With the implementation of new dimensional models of personality disorder (PD) in the DSM-5 and ICD-11, several investigators have developed and evaluated the psychometric properties of measures of severity. The diagnostic accuracy of these measures, an important cross-cultural metric that falls between validity and clinical utility, remains unclear. This study aimed to analyze and synthesize the diagnostic performance of the measures designed for both models. For this purpose, searches were carried out using three databases: Scopus, PubMed, and Web of Science. Studies that presented sensitivity and specificity parameters for cut-off points were selected. There were no restrictions on the age and gender of the participants nor on the reference standard used or the settings. Study quality and synthesis were assessed using QUADAS-2 and MetaDTA software, respectively. Twelve studies were eligible covering self-reported and clinician-rated measures based on the ICD-11 and DSM-5 PD severity models.

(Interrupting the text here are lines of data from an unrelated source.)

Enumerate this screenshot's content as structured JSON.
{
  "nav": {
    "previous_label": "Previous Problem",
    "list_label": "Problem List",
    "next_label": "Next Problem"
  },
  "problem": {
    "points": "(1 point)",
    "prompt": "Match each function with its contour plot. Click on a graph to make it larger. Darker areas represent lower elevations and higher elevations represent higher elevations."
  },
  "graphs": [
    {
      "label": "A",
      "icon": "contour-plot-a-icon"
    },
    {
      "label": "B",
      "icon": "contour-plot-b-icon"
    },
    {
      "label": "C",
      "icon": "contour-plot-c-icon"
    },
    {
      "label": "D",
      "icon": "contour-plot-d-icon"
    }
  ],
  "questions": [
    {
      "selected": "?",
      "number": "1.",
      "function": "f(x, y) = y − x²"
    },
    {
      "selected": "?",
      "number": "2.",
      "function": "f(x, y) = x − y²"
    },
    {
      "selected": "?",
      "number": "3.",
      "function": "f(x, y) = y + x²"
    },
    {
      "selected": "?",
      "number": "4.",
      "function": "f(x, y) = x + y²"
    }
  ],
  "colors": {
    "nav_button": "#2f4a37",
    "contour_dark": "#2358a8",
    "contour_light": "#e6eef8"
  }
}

A total of 66.7% of the studies showed a risk of bias in more than 2 domains. The 10th and 12th studies provided additional metrics, resulting in a total of 21 studies for evidence synthesis. Adequate overall sensitivity and specificity (Se = 0.84, Sp = 0.69) of these measures were obtained; however, the cross-cultural performance of specific cut-off points could not be assessed due to the paucity of studies on the same measure. Evidence suggests that patient selection processes should mainly be improved (avoid case–control design), use adequate reference standards, and avoid only reporting metrics for the optimal cut-off point.
Nota bibliográficaFunding Information:
We thank the reviewers and handling editor for their comments regarding our paper for its improvement.
Copyright © 2023 Hualparuca-Olivera and Caycho-Rodríguez.
- personality disorder
- dimensional models
- diagnostic test accuracy